WORK REQUIRED - Among the entries below, find the lines with the word "desc" and copy them.

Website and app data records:
=====

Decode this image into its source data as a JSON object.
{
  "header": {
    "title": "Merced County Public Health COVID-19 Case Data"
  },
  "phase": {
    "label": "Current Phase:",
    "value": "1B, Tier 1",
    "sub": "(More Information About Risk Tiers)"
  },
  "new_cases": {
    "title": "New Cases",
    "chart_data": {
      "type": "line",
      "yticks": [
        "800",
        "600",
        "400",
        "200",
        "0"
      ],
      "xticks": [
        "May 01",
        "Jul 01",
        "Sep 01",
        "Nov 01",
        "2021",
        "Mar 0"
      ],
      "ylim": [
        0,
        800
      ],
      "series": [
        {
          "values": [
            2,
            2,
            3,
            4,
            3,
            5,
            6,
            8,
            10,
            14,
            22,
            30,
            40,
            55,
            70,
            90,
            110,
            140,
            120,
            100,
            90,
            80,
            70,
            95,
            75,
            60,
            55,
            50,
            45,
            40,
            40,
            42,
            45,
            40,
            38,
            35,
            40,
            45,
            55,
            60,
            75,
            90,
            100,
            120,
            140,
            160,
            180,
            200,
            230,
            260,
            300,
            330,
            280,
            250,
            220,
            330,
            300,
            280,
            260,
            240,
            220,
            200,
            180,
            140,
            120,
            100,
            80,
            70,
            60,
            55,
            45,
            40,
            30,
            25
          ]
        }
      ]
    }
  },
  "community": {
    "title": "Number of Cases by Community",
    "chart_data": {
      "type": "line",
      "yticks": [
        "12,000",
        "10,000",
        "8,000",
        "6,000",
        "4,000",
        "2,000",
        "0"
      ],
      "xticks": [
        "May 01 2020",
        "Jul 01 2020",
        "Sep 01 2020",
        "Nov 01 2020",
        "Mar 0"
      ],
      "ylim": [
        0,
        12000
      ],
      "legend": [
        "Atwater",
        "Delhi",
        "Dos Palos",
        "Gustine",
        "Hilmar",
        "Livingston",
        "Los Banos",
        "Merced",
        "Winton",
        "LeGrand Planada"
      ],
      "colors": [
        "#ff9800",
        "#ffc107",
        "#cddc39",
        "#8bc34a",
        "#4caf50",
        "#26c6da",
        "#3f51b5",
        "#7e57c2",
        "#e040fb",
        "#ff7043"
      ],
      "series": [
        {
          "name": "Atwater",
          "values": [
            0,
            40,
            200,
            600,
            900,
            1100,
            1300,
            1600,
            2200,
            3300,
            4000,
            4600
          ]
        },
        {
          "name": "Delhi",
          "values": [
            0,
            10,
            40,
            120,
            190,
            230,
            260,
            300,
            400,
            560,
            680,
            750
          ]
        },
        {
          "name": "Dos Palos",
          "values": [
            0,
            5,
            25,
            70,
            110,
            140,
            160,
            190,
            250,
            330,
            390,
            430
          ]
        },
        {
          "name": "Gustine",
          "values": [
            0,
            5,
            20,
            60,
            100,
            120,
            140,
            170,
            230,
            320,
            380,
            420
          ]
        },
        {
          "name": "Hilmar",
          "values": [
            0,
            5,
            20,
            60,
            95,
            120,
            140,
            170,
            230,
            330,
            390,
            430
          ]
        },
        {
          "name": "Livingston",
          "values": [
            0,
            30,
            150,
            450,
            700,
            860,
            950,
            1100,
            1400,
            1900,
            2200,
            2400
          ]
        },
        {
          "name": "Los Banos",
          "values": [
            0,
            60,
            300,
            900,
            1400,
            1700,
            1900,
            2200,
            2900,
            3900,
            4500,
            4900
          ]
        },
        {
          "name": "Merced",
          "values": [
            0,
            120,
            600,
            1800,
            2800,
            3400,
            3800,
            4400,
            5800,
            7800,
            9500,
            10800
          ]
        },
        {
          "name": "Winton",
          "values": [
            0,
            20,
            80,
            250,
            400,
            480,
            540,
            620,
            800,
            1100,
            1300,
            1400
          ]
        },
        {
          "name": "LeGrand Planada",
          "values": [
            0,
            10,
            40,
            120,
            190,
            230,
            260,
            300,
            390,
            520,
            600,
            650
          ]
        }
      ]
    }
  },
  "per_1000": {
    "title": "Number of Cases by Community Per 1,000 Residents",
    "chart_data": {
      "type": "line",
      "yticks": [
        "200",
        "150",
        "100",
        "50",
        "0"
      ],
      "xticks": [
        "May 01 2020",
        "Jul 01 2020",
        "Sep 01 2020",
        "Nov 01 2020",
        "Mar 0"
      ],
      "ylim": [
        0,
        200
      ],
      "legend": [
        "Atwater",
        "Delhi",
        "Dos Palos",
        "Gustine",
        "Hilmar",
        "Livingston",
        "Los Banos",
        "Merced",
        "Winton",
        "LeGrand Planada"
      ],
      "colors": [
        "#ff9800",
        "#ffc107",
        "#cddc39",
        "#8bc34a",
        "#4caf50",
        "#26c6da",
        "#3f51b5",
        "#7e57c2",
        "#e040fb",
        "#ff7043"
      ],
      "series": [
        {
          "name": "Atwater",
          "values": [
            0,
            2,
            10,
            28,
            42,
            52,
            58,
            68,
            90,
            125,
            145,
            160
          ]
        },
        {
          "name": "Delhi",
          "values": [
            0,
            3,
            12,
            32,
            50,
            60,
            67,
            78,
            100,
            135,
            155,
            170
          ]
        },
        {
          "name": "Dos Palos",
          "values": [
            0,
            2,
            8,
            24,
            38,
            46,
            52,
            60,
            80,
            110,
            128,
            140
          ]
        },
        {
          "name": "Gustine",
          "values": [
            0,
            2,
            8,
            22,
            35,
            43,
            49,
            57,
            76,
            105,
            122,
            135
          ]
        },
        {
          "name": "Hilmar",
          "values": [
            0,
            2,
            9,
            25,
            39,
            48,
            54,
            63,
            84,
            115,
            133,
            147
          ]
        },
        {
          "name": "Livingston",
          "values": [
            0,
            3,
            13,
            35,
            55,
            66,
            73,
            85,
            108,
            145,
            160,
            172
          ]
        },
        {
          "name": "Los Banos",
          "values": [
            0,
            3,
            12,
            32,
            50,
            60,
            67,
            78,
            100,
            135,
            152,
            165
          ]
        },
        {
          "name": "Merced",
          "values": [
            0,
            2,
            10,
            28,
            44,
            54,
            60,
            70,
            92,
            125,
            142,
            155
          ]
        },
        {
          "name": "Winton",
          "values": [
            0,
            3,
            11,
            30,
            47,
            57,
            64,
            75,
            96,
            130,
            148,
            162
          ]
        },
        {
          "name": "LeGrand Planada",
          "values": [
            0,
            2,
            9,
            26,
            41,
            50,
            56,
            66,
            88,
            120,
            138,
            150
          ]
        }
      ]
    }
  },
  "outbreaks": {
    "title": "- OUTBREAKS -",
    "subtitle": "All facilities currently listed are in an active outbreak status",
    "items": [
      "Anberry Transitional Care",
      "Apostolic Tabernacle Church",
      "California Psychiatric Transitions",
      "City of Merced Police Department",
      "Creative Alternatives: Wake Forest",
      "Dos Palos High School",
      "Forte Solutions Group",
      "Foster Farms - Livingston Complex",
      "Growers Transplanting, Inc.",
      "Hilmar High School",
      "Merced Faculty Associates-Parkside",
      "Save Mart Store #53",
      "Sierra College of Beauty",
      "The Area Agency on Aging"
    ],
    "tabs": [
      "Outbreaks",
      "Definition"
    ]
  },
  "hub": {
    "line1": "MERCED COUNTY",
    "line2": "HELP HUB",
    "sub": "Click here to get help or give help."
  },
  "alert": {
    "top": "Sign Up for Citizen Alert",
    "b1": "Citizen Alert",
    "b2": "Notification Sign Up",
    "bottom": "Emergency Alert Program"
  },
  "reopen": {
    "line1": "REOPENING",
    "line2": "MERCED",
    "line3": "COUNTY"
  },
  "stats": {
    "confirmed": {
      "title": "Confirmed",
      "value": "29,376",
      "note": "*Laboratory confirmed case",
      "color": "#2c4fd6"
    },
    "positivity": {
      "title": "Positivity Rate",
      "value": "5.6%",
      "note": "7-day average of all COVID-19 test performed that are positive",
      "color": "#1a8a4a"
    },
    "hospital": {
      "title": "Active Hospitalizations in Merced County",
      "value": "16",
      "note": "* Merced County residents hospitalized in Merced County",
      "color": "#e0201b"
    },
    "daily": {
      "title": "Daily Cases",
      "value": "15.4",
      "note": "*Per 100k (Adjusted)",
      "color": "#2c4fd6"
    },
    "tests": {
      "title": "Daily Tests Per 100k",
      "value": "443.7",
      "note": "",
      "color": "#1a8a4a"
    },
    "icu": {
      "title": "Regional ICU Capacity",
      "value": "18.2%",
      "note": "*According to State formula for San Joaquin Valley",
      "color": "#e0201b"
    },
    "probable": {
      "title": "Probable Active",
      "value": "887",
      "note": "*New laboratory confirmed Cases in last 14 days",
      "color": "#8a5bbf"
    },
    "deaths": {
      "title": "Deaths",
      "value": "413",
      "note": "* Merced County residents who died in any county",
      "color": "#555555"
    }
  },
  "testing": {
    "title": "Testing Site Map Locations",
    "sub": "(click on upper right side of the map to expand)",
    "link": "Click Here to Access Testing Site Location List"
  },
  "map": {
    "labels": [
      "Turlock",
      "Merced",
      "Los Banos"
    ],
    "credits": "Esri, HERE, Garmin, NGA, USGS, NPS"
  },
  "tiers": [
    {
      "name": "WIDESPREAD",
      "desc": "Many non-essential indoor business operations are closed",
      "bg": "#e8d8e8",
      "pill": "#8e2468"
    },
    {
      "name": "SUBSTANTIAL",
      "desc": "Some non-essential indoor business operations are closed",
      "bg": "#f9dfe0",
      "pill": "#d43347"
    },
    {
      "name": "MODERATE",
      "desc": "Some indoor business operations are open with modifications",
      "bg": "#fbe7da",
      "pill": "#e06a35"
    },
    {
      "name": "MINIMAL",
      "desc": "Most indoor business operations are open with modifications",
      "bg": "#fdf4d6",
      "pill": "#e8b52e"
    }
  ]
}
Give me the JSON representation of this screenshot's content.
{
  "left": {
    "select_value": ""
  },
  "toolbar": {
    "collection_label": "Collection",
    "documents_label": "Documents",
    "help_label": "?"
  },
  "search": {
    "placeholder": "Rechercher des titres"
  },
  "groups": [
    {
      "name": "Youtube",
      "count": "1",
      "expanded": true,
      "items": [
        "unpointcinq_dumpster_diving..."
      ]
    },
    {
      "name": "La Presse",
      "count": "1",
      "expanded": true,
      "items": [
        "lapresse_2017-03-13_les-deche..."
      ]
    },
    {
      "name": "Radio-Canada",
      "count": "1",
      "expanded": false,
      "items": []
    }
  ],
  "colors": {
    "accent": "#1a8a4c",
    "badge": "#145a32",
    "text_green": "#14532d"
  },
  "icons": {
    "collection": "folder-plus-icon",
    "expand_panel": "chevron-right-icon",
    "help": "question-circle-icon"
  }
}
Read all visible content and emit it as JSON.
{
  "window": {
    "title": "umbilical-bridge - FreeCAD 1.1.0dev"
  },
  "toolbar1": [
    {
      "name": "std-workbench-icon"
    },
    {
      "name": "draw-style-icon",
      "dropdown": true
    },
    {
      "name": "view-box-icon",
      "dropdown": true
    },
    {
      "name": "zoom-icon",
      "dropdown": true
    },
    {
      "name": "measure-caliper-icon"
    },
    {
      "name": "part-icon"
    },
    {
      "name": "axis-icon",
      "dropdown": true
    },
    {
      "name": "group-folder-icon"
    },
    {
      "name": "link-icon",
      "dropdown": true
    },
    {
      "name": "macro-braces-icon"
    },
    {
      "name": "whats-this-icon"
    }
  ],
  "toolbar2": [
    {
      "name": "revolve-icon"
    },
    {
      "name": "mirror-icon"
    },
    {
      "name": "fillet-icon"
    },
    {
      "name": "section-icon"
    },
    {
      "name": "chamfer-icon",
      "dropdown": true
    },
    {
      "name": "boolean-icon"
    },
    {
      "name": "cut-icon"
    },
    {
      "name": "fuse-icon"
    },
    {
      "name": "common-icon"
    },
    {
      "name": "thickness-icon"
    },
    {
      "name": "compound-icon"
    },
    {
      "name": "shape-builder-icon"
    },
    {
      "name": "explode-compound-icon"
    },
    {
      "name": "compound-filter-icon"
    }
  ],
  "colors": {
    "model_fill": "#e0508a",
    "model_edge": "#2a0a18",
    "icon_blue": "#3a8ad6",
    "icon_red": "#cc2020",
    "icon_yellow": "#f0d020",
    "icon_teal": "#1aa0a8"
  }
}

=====

TASK RESULT -
      "desc": "Many non-essential indoor business operations are closed",
      "desc": "Some non-essential indoor business operations are closed",
      "desc": "Some indoor business operations are open with modifications",
      "desc": "Most indoor business operations are open with modifications",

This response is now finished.